Walt Mossberg is the author and creator of the weekly Personal Technology column in The Wall Street Journal, which has appeared every Thursday since 1991. With Kara Swisher, he currently co-produces and co-hosts D: All Things Digital, a major high-tech conference with interviewees such as Bill Gates, Steve Jobs and many other leading players in the tech and media industries. The gathering is considered one of the leading conferences focused on the convergence of tech and media industries. In addition to Personal Technology, Mr. Mossberg also writes the Mossberg's Mailbox column in the Journal and edits the Mossberg Solution column, which is authored by his colleague Katherine Boehret. On television, Mr. Mossberg is a regular technology commentator for the CNBC network, where he appears every Thursday on the mid-day Power Lunch program. He is also a regular contributor to Dow Jones Video on the Web.
In a major 2004 profile of Mr. Mossberg, entitled "The Kingmaker," Wired Magazine declared: "Few reviewers have held so much power to shape an industry's successes and failures." Mr. Mossberg was awarded the 1999 Loeb award for Commentary, the only technology writer to be so honored. In May of 2001, he received an honorary Doctorate of Laws from the University of Rhode Island.
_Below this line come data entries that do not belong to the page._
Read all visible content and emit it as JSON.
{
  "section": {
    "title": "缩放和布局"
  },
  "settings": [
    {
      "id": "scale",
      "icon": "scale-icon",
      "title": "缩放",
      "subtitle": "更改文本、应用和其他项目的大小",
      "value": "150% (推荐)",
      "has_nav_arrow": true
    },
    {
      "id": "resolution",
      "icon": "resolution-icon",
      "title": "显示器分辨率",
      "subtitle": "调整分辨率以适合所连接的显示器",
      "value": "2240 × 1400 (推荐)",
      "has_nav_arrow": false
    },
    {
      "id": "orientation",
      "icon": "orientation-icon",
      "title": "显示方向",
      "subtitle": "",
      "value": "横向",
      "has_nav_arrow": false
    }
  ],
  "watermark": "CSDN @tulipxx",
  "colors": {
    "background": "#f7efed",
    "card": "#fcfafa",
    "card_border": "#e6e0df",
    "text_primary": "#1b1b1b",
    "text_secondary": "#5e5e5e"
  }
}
In May of 2002, he was inducted into the ranks of the Business News Luminaries, the hall of fame for business journalists. That same year, he won the World Technology Award for Media and Journalism.
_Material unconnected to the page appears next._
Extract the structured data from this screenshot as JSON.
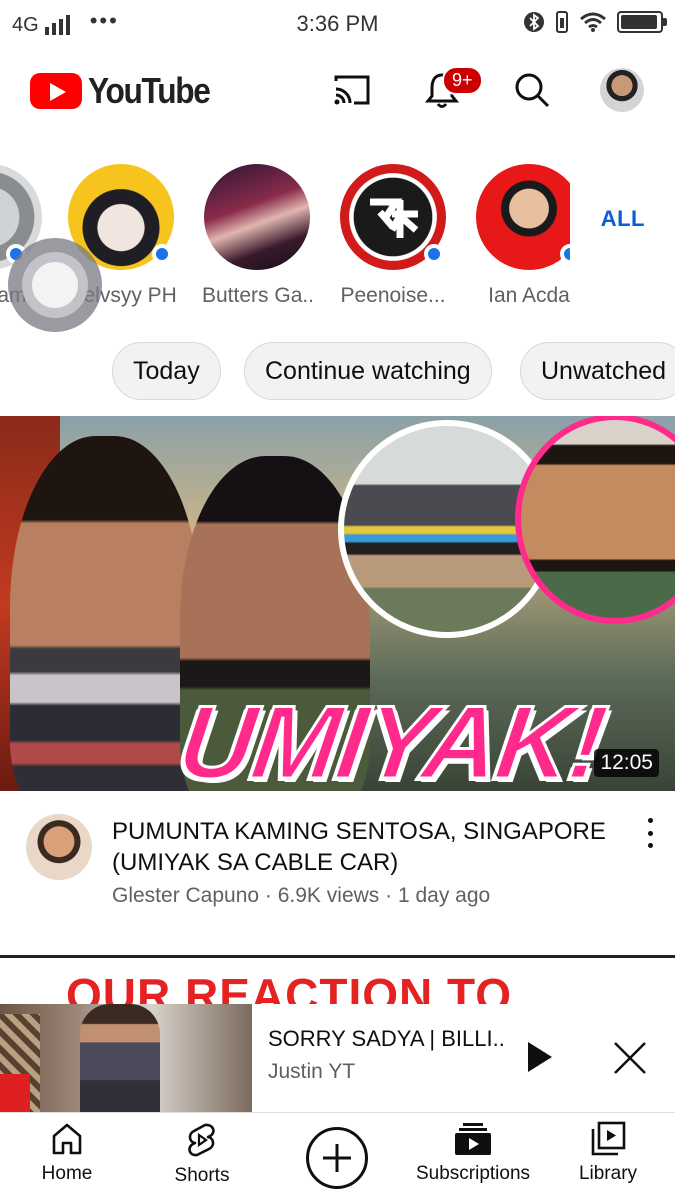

Walt Mossberg: There is a conventional wisdom kind of idea that this is the greatest period of technological change in history. And certainly by some measures, there have been immense changes that are hard to imagine having been matched in the past.
As we said earlier in this interview, I don’t know that there’s been a period of time when people have so rapidly gained access to so much information. But there have been other big eras where technology changed very fast. The beginning of the last century when the automobile, the airplane, the telegraph--all these things came along very quickly. The telephone.
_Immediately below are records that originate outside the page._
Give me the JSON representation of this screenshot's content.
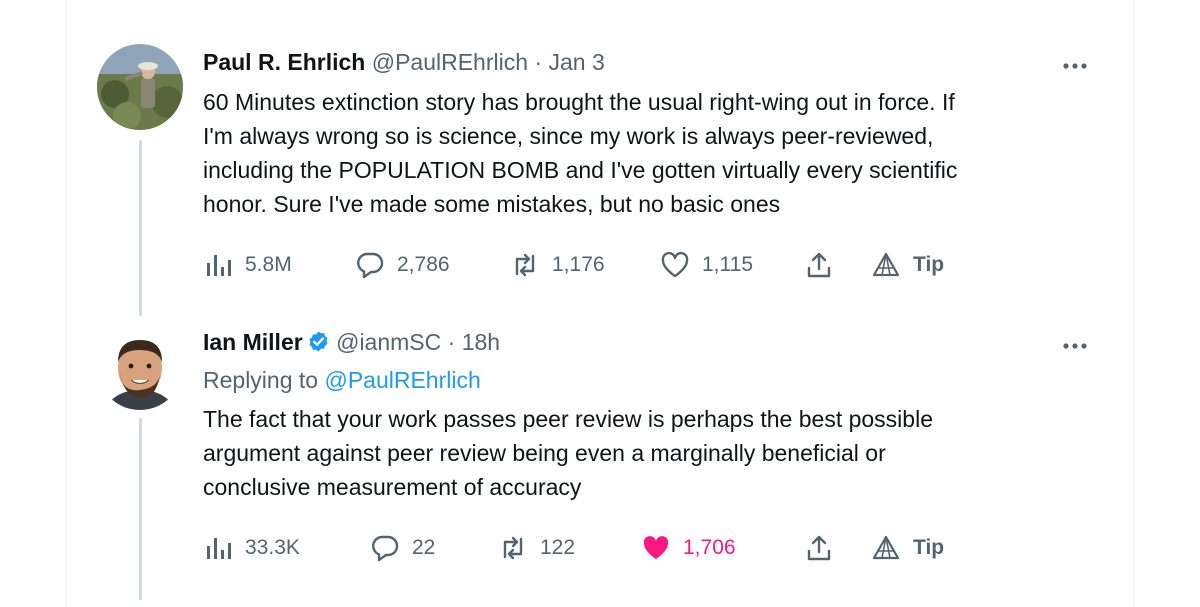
{
  "tweets": [
    {
      "author_name": "Paul R. Ehrlich",
      "handle": "@PaulREhrlich",
      "separator": "·",
      "time": "Jan 3",
      "more_icon": "more-horizontal-icon",
      "text_lines": [
        "60 Minutes extinction story has brought the usual right-wing out in force.  If",
        "I'm always wrong so is science, since my work is always peer-reviewed,",
        "including the POPULATION BOMB and I've gotten virtually every scientific",
        "honor. Sure I've made some mistakes, but no basic ones"
      ],
      "stats": {
        "views": "5.8M",
        "replies": "2,786",
        "retweets": "1,176",
        "likes": "1,115",
        "tip": "Tip"
      },
      "liked": false
    },
    {
      "author_name": "Ian Miller",
      "verified": true,
      "handle": "@ianmSC",
      "separator": "·",
      "time": "18h",
      "more_icon": "more-horizontal-icon",
      "replying_prefix": "Replying to",
      "replying_handle": "@PaulREhrlich",
      "text_lines": [
        "The fact that your work passes peer review is perhaps the best possible",
        "argument against peer review being even a marginally beneficial or",
        "conclusive measurement of accuracy"
      ],
      "stats": {
        "views": "33.3K",
        "replies": "22",
        "retweets": "122",
        "likes": "1,706",
        "tip": "Tip"
      },
      "liked": true
    }
  ],
  "colors": {
    "text": "#0f1419",
    "secondary": "#536471",
    "link": "#1d9bf0",
    "like": "#f91880",
    "verified": "#1d9bf0",
    "thread_line": "#cfd9de"
  }
}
Even further back in history, various developments in medicine, and sanitation, and other things that really had huge outcomes in the way people lived and worked. And what gets me up every morning is that I am living in one of those periods. It doesn’t matter to me that it’s the biggest or the fastest or whatever. It’s one of those periods of amazing technological change.
I work for a publication that is respected and that has resources for me to cover these changes. And I get to see a lot of these things not only early, but in the context of how they were developed. The developers come. They want me to write about it, and so we have a conversation about, “Why did you do this? How did you come to doing this? What was your idea?”
They love talking about it and I love listening to it. It also gives me a chance to meet important people; I think are important historical figures.
I used to go to the White House. I used to go to the Kremlin. I used to go to all these places; 10 Downing Street, these various places.
Now I go to Google. I go to Microsoft. I go to Apple. I have spent many hours of conversation over the years with people like Bill Gates, and Steve Jobs, and the guys who founded Google, and Steve Case who founded AOL, and numerous other people. And so I’ve learned a lot from that, and I feel like it must have been like if you had modern journalism covering Henry Ford, or Thomas Edison, or whatever.
So that gets me up in the morning. It’s fascinating.
Recorded on: Nov 13, 2007